With the high mobility of UAVs and their cameras’ views, Monson hopes to “Watch them feed and get that same foraging information and same energy recovery information from offshore locations,” instead of from scopes’ limited sights. Monson: “That’s a hole in our foraging data that we’ve always known we had and we didn’t have a way to get around it in the past. And so now we might have a tool here in a rotor wing UAS to get unbiased foraging information.” Indeed, otters might be eating a different diet when they hunt in deep waters. Monson stated “They might feed on a lot smaller things near shore where it is shallow,” whereas offshore “They don’t really dive deep unless they are getting kind of a big pay off. So if you are offshore and diving deep, you are more likely to be getting bigger things.”

I’m amazed to see an otter in the video ‘UAVs over Otters’ eating a whole octopus arm.

Energy recovery rates

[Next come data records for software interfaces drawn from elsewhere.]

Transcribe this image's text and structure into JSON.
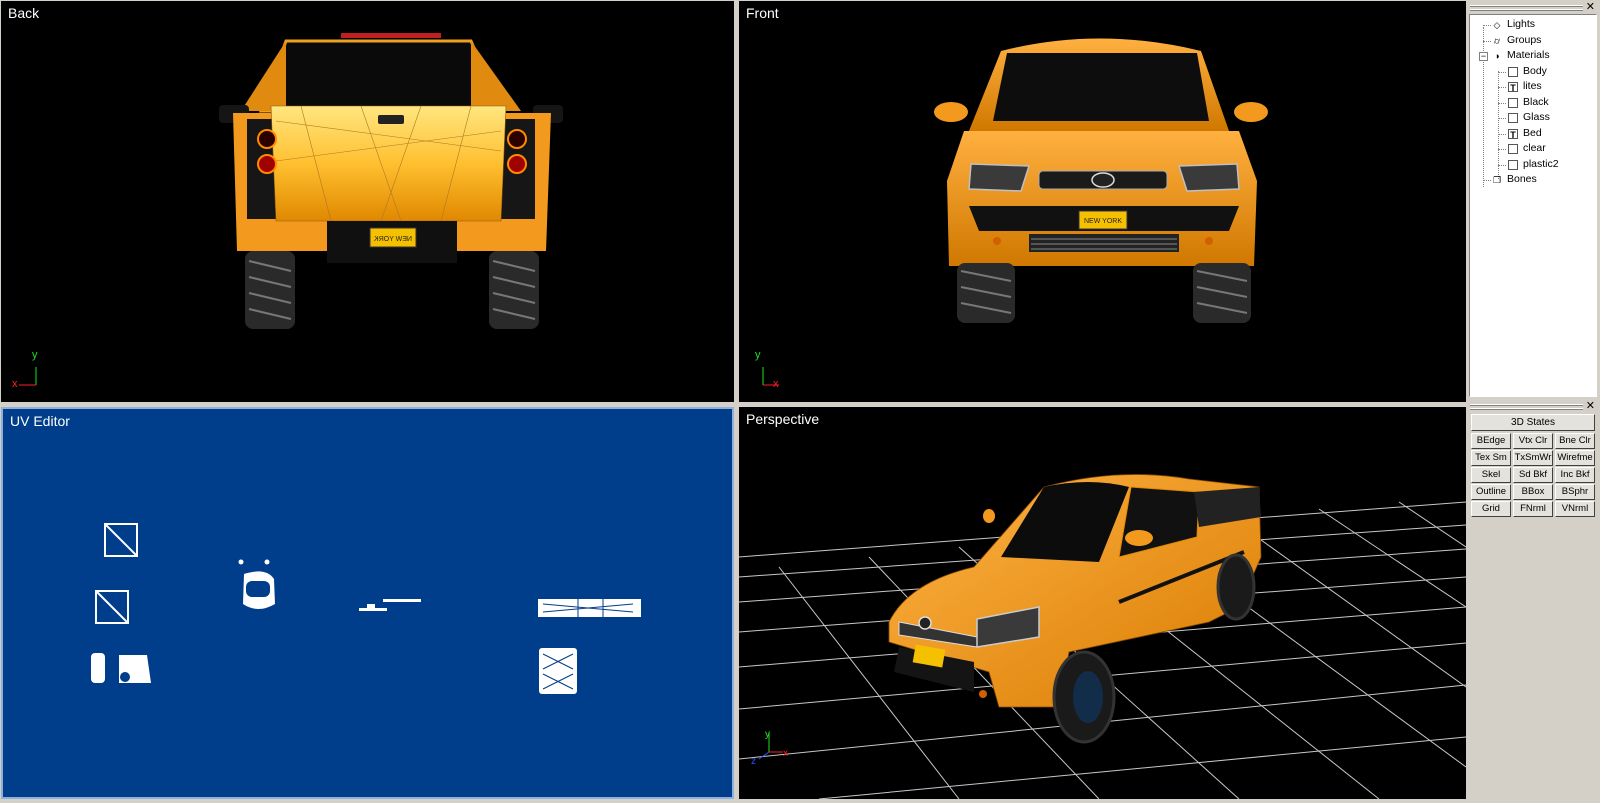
{
  "viewports": {
    "back": {
      "label": "Back"
    },
    "front": {
      "label": "Front"
    },
    "uv": {
      "label": "UV Editor"
    },
    "perspective": {
      "label": "Perspective"
    }
  },
  "axes": {
    "x": "x",
    "y": "y",
    "z": "z"
  },
  "plate_text": "NEW YORK",
  "scene_tree": {
    "items": [
      {
        "label": "Lights",
        "icon": "diamond-icon"
      },
      {
        "label": "Groups",
        "icon": "cylinder-icon"
      },
      {
        "label": "Materials",
        "icon": "sphere-icon",
        "expanded": true,
        "children": [
          {
            "label": "Body",
            "icon": "material-box-icon"
          },
          {
            "label": "lites",
            "icon": "texture-box-icon"
          },
          {
            "label": "Black",
            "icon": "material-box-icon"
          },
          {
            "label": "Glass",
            "icon": "material-box-icon"
          },
          {
            "label": "Bed",
            "icon": "texture-box-icon"
          },
          {
            "label": "clear",
            "icon": "material-box-icon"
          },
          {
            "label": "plastic2",
            "icon": "material-box-icon"
          }
        ]
      },
      {
        "label": "Bones",
        "icon": "bones-icon"
      }
    ]
  },
  "render_panel": {
    "title_button": "3D States",
    "buttons": [
      "BEdge",
      "Vtx Clr",
      "Bne Clr",
      "Tex Sm",
      "TxSmWr",
      "Wirefme",
      "Skel",
      "Sd Bkf",
      "Inc Bkf",
      "Outline",
      "BBox",
      "BSphr",
      "Grid",
      "FNrml",
      "VNrml"
    ]
  },
  "colors": {
    "viewport_bg": "#000000",
    "uv_bg": "#003d8a",
    "body": "#f39a1e",
    "panel_bg": "#d4d0c8",
    "axis_x": "#ff2020",
    "axis_y": "#20e020",
    "axis_z": "#3050ff"
  }
}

Watching adorable tummy feeding is very useful for understanding a habitat’s limits. Monson told Frontier Scientists that for the scientists investigating sea otters in Kachemak Bay, Alaska, learning “Energy recovery rates is our primary goal and that tells us a lot about the status of the habitat and the status of food resources.” Researchers can get a grasp on the local population health of prey species based on how often otters surface with i.e. a specific species of crab. And for otter population health, spotting sea otters foraging allows scientists like Monson to calculate energy recovery rates.

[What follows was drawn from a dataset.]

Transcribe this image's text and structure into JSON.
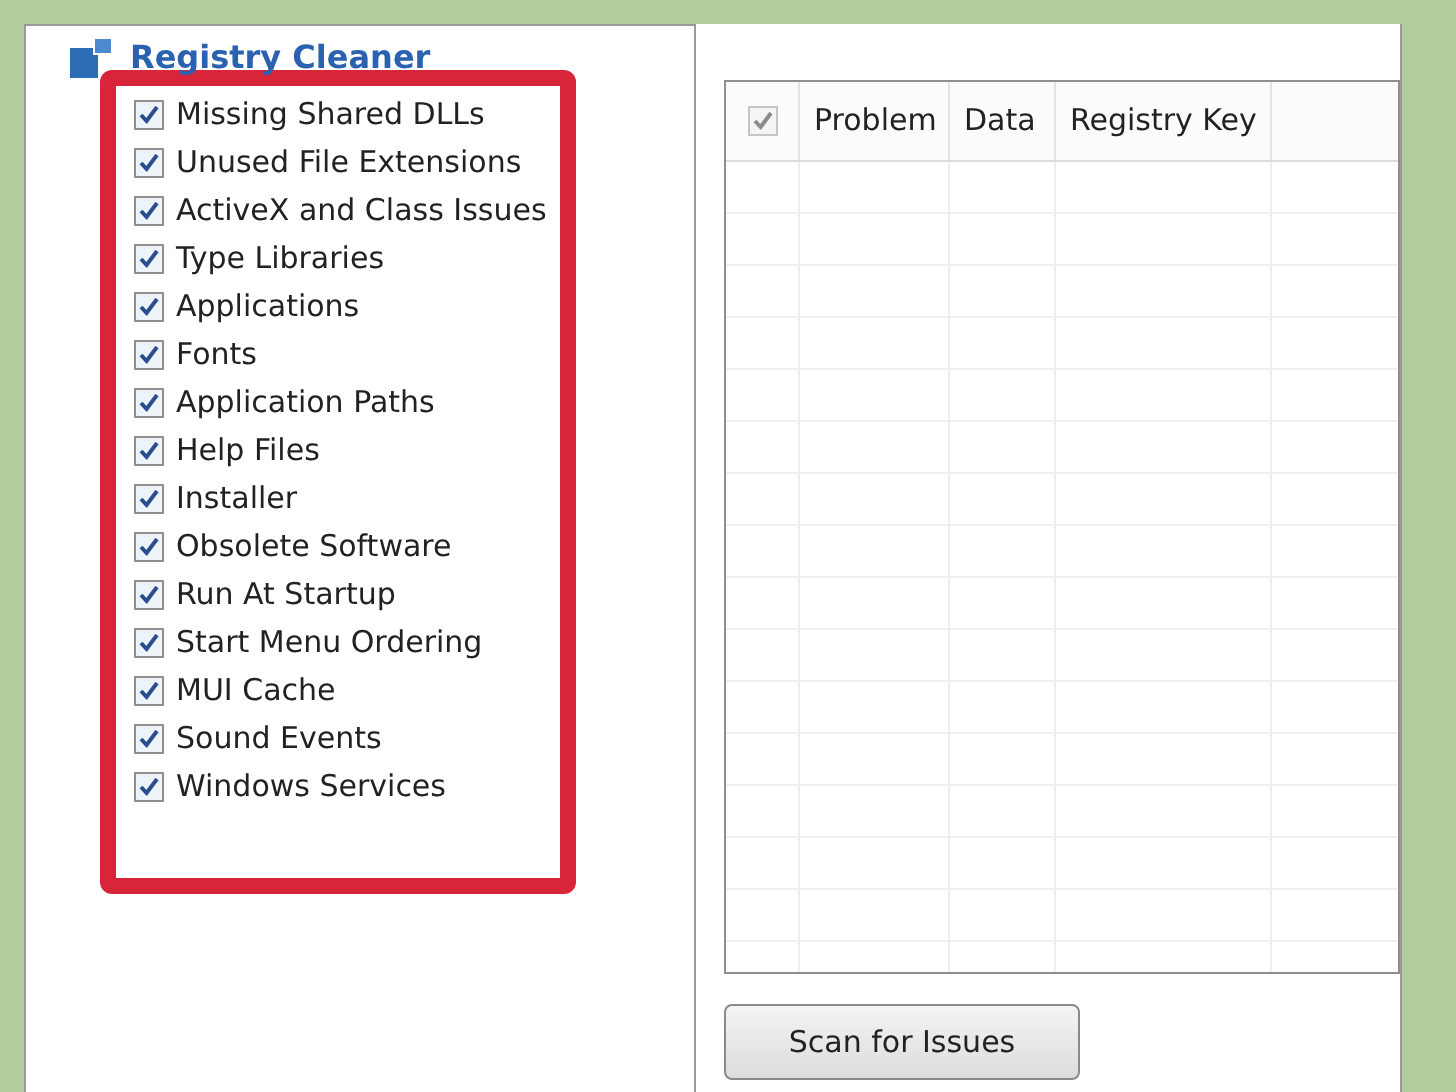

Monson described energy recovery rate as a “Useful metric in terms of thinking about where the population is relative to the carrying capacity of the habitat.” When a habitat has many resources– plenty of healthy plants and prey species– it can support more otters. “The animals can get all of the energy they need in a relatively short time, so their energy recovery rate is really high.” On the other hand, when otters can’t find food easily their energy recovery rate is low.

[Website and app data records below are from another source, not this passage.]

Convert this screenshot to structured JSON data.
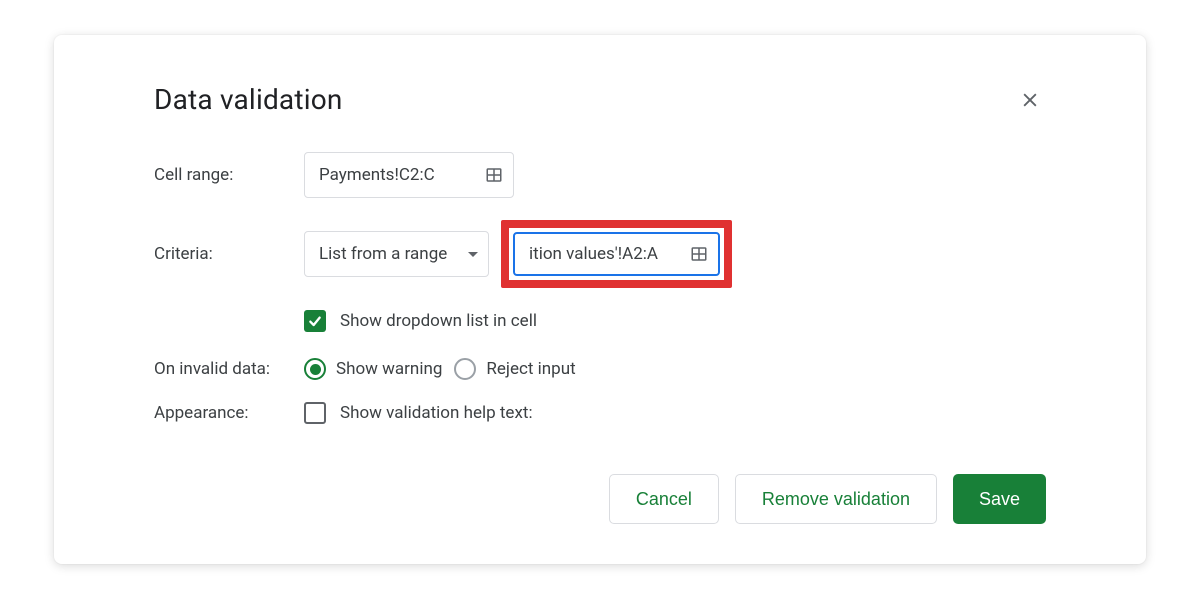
{
  "dialog": {
    "title": "Data validation"
  },
  "cellRange": {
    "label": "Cell range:",
    "value": "Payments!C2:C"
  },
  "criteria": {
    "label": "Criteria:",
    "type": "List from a range",
    "rangeValue": "ition values'!A2:A"
  },
  "showDropdown": {
    "label": "Show dropdown list in cell"
  },
  "onInvalid": {
    "label": "On invalid data:",
    "options": {
      "warning": "Show warning",
      "reject": "Reject input"
    }
  },
  "appearance": {
    "label": "Appearance:",
    "helpText": "Show validation help text:"
  },
  "buttons": {
    "cancel": "Cancel",
    "remove": "Remove validation",
    "save": "Save"
  }
}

A sea otter would ideally forage and eat during a short amount of time during the day, leaving the rest of its time for socializing or taking care of pups. Monson said “Their energy budget and thermal budget depends on quite a bit of resting time. They’ll feed, then the energy that’s produced while digesting keeps them warm while they rest.”

Video footage from UAV cameras can allow Monson and colleagues to very precisely estimate the size of food items “And convert that to a caloric value,” filling them in on energy recovery rates. “One thing about sea otters and wildlife in general is: they don’t really eat to excess,” Monson said. While they do want some energy reserves ‘on board,’ they don’t want excess reserves. “It can become detrimental if you have too much energy on board.”

As otter population numbers increase, their habitat eventually reaches carrying capacity– the maximum population size of the species that the environment can sustain. Only a certain number of otters as can realistically survive on the resources of a habitat. “As they have hit carrying capacity, their energy recovery rate drops down,” Monson said. “Prey tends to be harder to find, obviously: smaller and fewer in number. So they cannot bring up as many things and as big of things.” It takes more time, effort and energy to find food.

An otter cannot spend more than half a day seeking food. “If they can’t get their energy requirements in 12 hours, they are really in trouble,” Monson said. So knowing where an otter population sits in the continuum of energy recover rates, and how many hours it takes for a healthy otter to consume enough food every day, “Gives you a scale of where they are at relative to the carrying capacity of the habitat.”

Laura Nielsen 2016

Frontier Scientists: presenting scientific discovery in the Arctic and beyond

(Sea otters energy recovery rates UAVs habitat health)